= Problem details =
Lines with the string "true" must each be copied from the listing.
########
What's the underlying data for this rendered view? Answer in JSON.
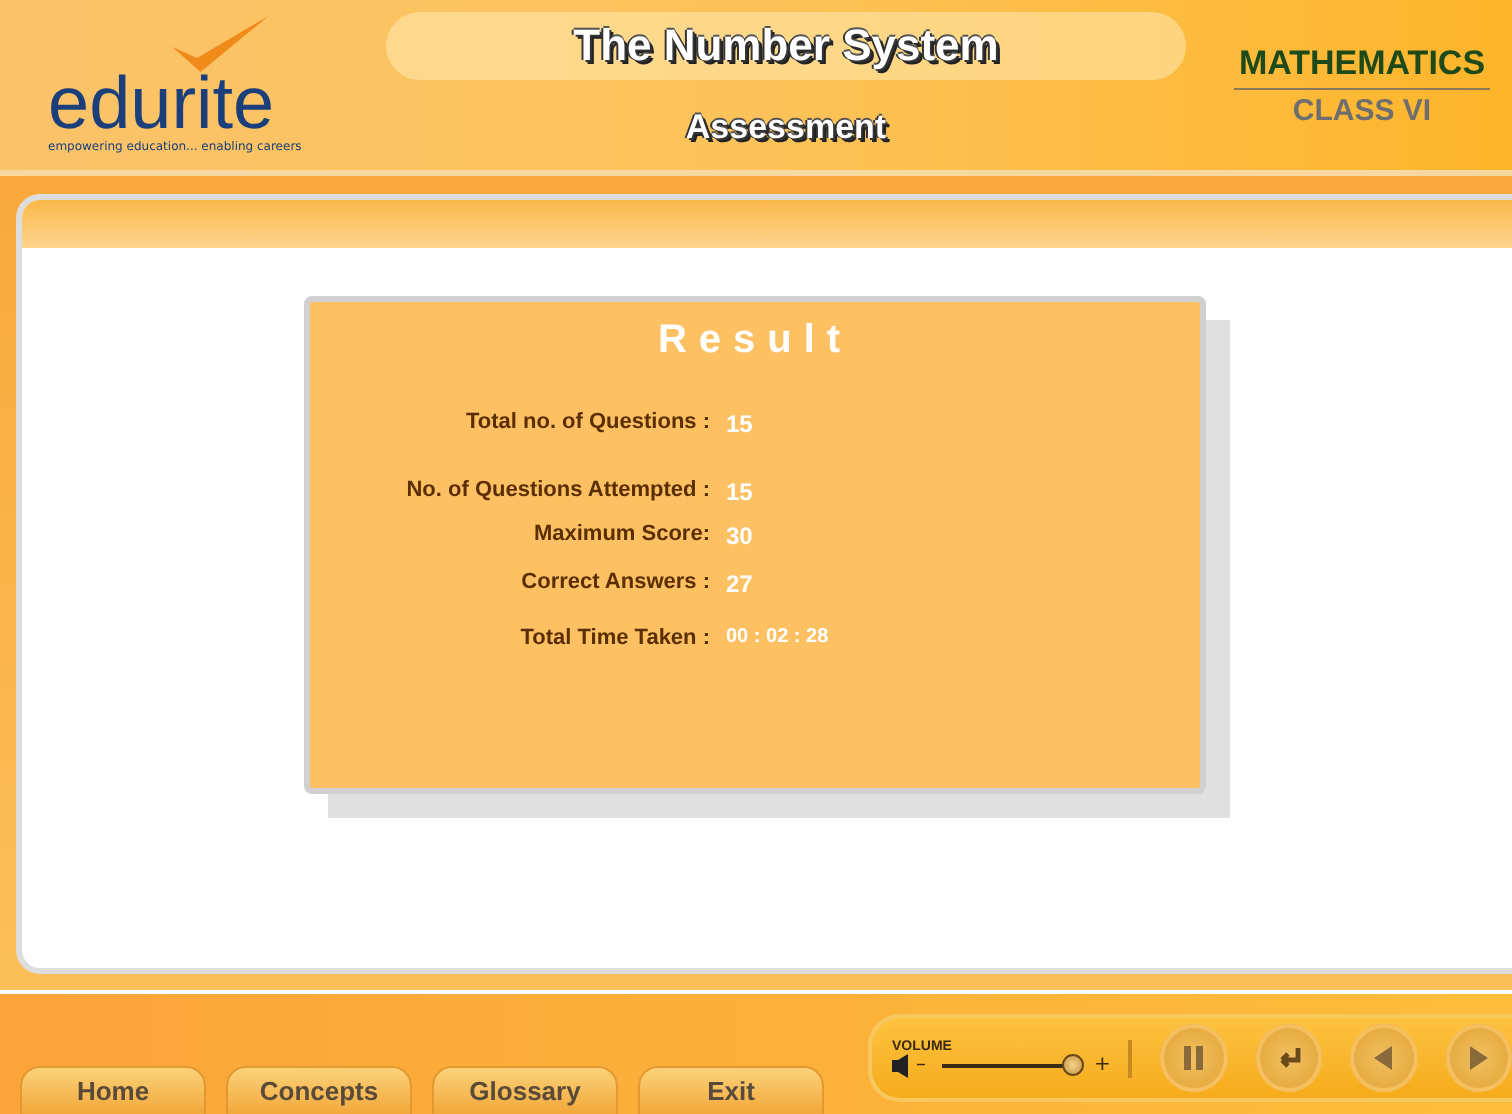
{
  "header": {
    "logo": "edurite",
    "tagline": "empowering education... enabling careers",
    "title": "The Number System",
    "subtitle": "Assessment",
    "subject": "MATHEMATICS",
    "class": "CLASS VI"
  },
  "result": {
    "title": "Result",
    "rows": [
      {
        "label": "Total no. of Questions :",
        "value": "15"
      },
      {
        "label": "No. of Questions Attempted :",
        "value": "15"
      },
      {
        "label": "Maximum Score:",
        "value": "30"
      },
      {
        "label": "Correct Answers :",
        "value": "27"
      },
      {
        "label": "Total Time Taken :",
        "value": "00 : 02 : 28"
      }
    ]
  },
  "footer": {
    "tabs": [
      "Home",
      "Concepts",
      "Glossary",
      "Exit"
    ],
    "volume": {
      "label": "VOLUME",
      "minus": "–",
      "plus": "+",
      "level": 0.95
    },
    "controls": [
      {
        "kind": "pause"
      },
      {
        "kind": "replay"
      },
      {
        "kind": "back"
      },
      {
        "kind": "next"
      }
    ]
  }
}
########
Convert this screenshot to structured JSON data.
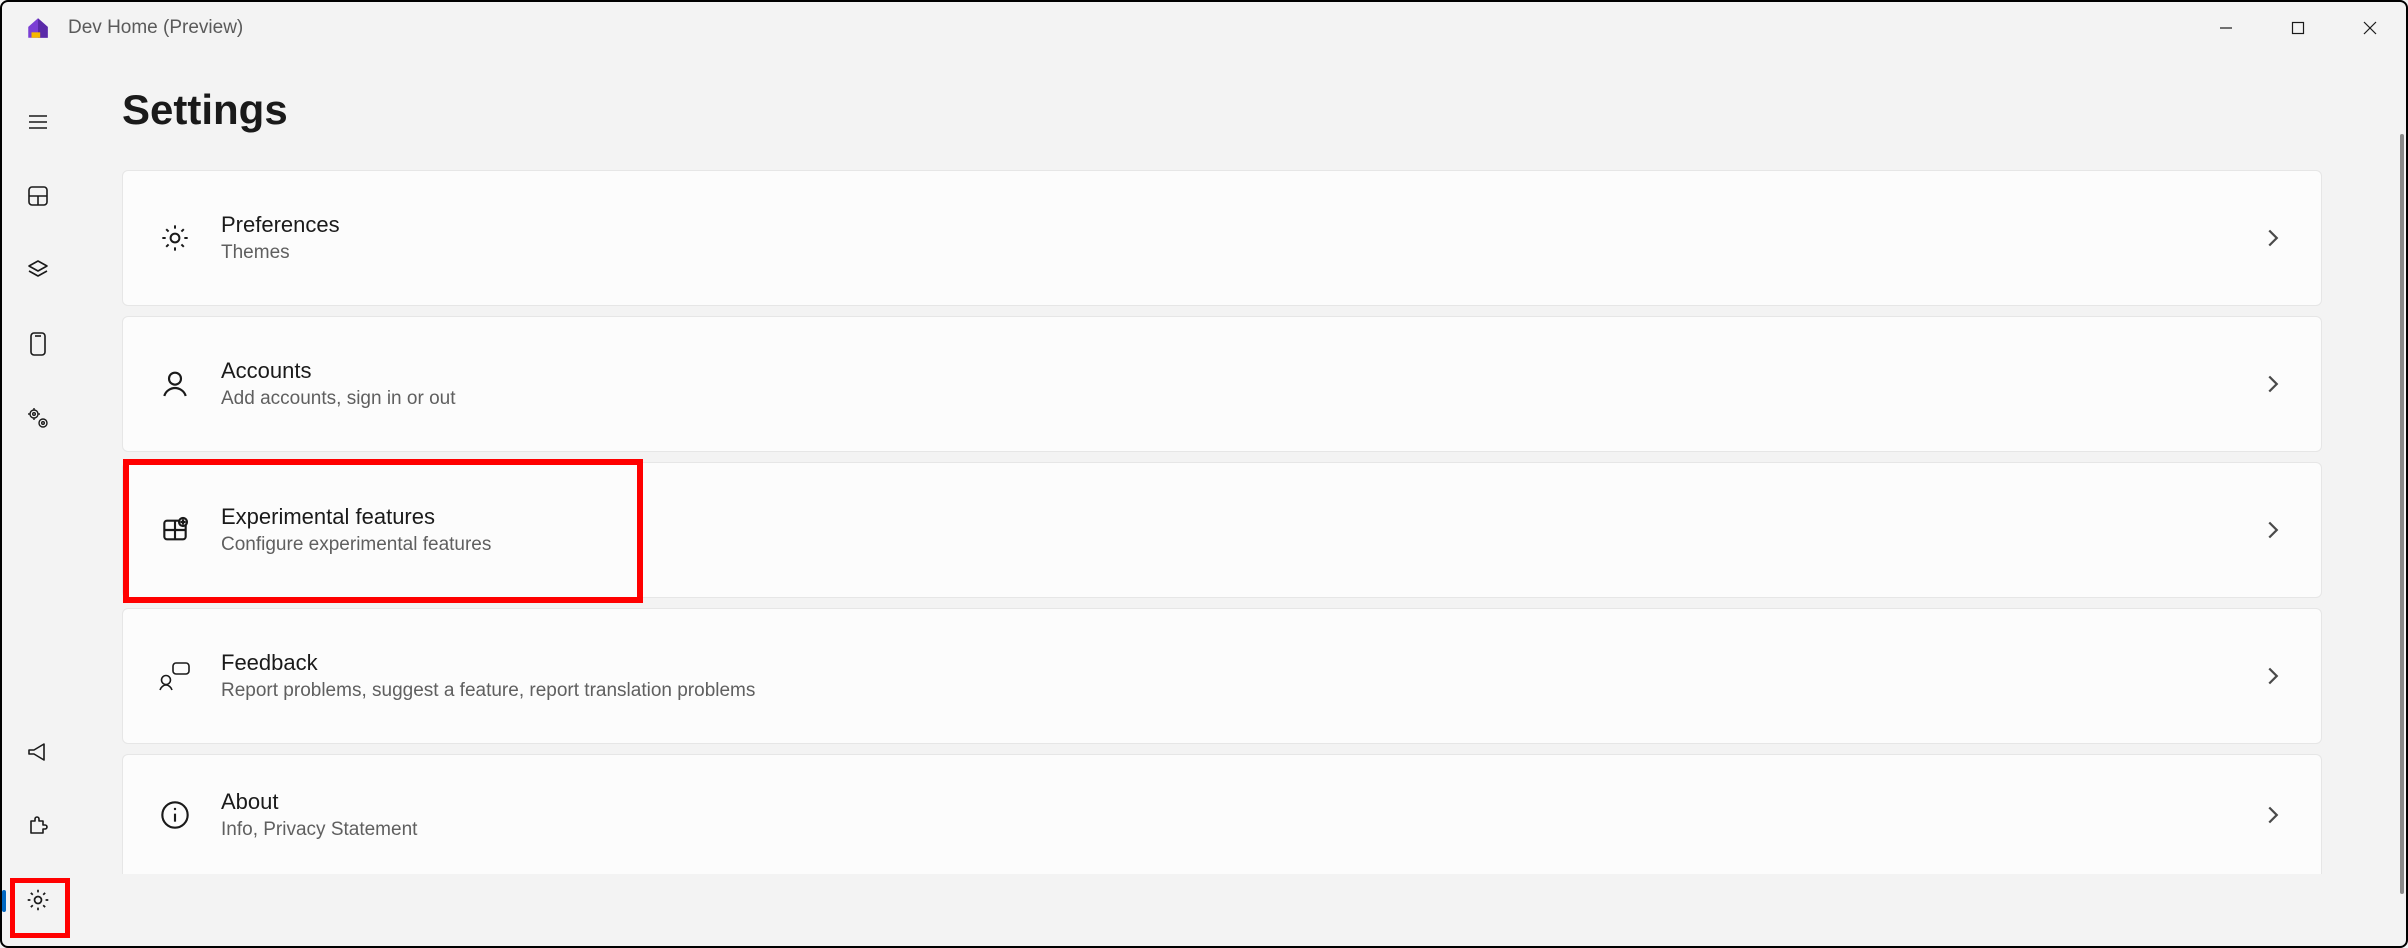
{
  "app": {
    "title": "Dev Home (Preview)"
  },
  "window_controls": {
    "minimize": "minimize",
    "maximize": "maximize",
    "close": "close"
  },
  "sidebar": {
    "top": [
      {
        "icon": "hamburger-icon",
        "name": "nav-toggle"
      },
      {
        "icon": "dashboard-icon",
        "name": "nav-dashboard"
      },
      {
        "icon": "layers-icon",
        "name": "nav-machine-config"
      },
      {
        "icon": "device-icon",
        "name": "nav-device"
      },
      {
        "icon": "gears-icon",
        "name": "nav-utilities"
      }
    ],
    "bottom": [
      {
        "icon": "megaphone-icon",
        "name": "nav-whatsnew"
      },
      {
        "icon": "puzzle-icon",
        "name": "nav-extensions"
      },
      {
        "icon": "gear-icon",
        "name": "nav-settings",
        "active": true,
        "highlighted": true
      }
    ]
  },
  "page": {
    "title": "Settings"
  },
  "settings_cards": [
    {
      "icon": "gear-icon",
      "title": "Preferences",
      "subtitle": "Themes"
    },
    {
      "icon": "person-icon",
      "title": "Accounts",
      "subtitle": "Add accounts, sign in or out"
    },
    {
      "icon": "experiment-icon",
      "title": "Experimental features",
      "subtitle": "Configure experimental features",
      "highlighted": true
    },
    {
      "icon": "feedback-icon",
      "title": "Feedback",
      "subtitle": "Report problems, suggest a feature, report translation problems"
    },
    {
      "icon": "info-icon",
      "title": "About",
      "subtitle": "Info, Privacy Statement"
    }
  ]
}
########
= Written answer =
        "active": true,
        "highlighted": true
      "highlighted": true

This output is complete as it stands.